Mental health statistics: learning disabilities
Mental health problems among people with a learning disability are often overlooked, underdiagnosed and left untreated as a result of poor understanding, awareness, evidence in this area and symptoms being mistakenly attributed to the person's learning disability.
- Data has shown that people with lower intellectual ability had higher rates of symptoms of common mental health problems (25%) compared to those with average (17.2%) or above-average (13.4%) intellectual functioning.1
- One study found that 54% of people with a learning disability have a mental health problem.2
- Children with learning disabilities are four and a half times more likely to have a mental health problem than children without a learning disability.3
- Raj, D., Stansfeld, S., Weich, S., Stewart, R., McBride, O., Brugha, T., … & Papp, M. (2016). Chapter 13: Comorbidity in mental and physical illness.
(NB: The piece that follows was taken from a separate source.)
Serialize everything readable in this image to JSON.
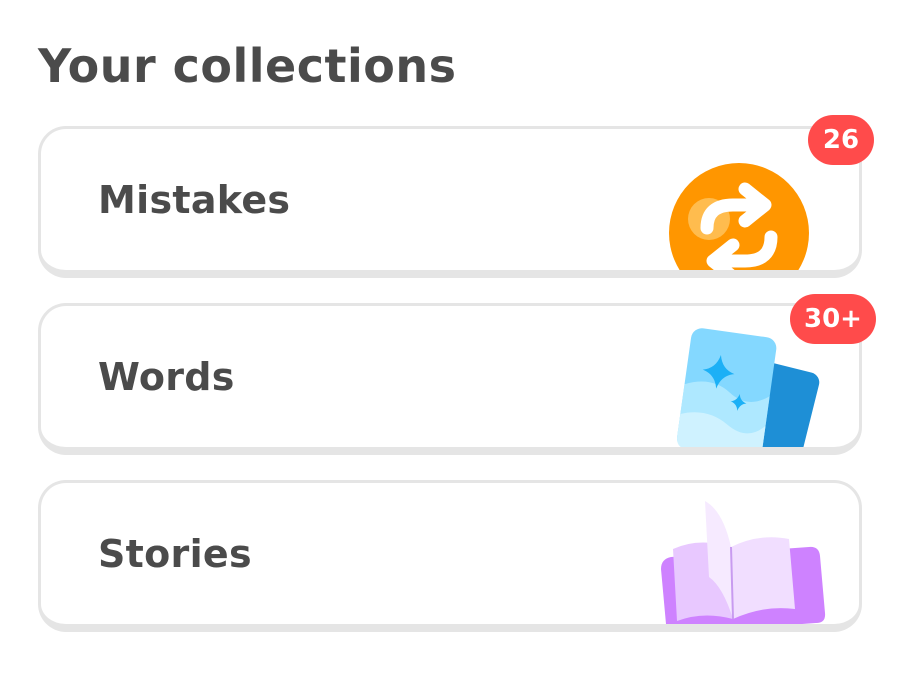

In S. McManus, P. Bebbington, R. Jenkins, & T. Brugha (Eds.), Mental health and wellbeing in England: Adult Psychiatric Morbidity Survey 2014. Leeds: NHS Digital.
- Cooper, S.A., Smiley, E., Morrison, J., Williamson, A., & Allan, L. (2007). Mental ill-health in adults with intellectual disabilities: Prevalence and associated factors. The British Journal of Psychiatry, 190, 27–35.
- Emerson, E., & Hatton, C. (2007). Mental health of children and adolescents with intellectual disabilities in Britain. The British Journal of Psychiatry, 191(6), 493–499.